Now, as I described above, most likely, they are only bringing a subset of these players week-to-week. But the installation allows them to be very multiple, even within game (for example, Mattison was multiple, but he'd play Cover 4 vs Northwestern and Cover 3 against MSU, or more along those lines, where he wasn't very multiple in game, but was week-to-week). Brown likely to be multiple in game, thus confusing the opponent play-to-play (rather than just forcing the opponent to prep for every defense). But he won't do all of these things in any one game. He'll scout the opponent, see what he likes to run against them based on that scouting, and bring that to the game each week.

This is really good stuff Seth. It shows just how multiple Michigan can be, which makes life fairly tricky for opponents trying to guess what they'll see next (and Brown loves late movement, making it difficult to audible into the correct play; instead, the opponent needs to make the reads right before or during the play).

dragonchild

March 29th, 2016 at 4:24 PM ^

It's the one at the end of the bag/box/basket that you reach for after you've eaten all the others.  It's drenched in the oil drippings from the other tacos laid on top of it, so taking it out makes a mess on your hands and significantly reduces the weight of the bag.  A greased lightening, if you will.

UMfan21

March 29th, 2016 at 2:29 PM ^

if the Anchor (and Bandit) align to the strong side, is that going to cause more of those "Chinese fire drills" where or D line is moving at the snap?

I recall that during the RR or Hoke years and I pulled half of my hair out. if a guy goes in motion, strong side can flip, so then what?

Space Coyote

March 29th, 2016 at 3:02 PM ^

And they only did that when the opponent put two guys in motion (thus not allowing them to snap the ball as the defense shifted). That was a stop-gap move by them, so that certain players could improve at a certain position and not have to learn more things, but it stopped I believe the next year.

So Brown will do what he feels is necessary for the defense to perform. With the skill up front, I doubt he flips the defense, and will generally probably just bump guys over and shift the LBs and safeties to account for the strength of the offense. The Rover should be able to handle much of the same duties as the Bandit, the End should be able to handle much of the same duties as the Anchor. Or the Bandit may just follow the motion across the formation, etc, depending on the coverage. They may have autochecks to change the defense in those situations (motion from the slot is an auto blitz from the Bandit). Etc.

Jacoby

March 30th, 2016 at 8:44 PM ^

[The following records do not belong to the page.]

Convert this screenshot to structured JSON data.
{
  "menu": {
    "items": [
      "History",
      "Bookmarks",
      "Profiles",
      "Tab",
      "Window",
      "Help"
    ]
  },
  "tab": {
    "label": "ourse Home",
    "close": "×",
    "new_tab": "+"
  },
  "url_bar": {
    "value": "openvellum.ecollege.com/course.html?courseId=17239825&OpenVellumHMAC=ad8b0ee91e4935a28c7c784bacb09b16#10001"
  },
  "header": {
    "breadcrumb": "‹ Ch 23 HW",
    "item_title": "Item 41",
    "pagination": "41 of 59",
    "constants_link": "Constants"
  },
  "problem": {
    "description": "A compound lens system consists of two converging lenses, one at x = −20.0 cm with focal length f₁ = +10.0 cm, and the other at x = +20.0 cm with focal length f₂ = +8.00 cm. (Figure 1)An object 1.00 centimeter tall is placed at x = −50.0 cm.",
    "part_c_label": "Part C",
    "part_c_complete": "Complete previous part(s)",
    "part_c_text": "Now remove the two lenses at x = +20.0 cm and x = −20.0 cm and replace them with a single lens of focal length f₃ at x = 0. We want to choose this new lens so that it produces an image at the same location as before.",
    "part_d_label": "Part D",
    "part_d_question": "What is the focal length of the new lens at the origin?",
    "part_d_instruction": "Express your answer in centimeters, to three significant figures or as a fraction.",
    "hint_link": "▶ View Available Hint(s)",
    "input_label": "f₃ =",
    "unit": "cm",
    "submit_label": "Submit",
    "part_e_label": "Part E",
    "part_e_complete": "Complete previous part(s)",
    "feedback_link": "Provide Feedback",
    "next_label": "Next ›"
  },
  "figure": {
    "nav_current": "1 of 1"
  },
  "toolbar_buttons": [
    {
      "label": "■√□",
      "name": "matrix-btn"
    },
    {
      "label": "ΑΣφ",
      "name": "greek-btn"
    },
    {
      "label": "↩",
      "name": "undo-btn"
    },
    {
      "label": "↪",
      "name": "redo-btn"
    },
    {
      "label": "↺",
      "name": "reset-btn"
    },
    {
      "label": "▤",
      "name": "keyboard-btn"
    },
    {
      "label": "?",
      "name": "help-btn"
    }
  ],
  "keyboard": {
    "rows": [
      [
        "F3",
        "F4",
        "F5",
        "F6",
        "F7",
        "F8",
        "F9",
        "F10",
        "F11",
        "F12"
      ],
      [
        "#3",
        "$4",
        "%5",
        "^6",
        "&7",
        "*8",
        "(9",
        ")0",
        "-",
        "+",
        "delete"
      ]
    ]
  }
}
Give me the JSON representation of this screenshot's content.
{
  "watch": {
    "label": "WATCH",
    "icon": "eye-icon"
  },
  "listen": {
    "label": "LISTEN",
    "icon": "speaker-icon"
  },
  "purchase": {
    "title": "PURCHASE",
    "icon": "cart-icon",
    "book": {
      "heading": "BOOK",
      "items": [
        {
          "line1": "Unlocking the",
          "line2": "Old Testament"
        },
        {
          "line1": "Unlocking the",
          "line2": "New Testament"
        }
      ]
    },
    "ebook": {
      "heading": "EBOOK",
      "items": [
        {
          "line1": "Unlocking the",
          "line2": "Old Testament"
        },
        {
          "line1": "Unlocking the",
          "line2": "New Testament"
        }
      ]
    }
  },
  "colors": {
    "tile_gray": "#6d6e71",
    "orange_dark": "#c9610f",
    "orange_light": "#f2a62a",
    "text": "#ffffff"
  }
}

Thank you, Seth! One thought about these helpful posts is that when you get some videos of the action, it may help if you post the videos in slow motion. It's hard to follow at full speed.

Sent from MGoBlog HD for iPhone & iPad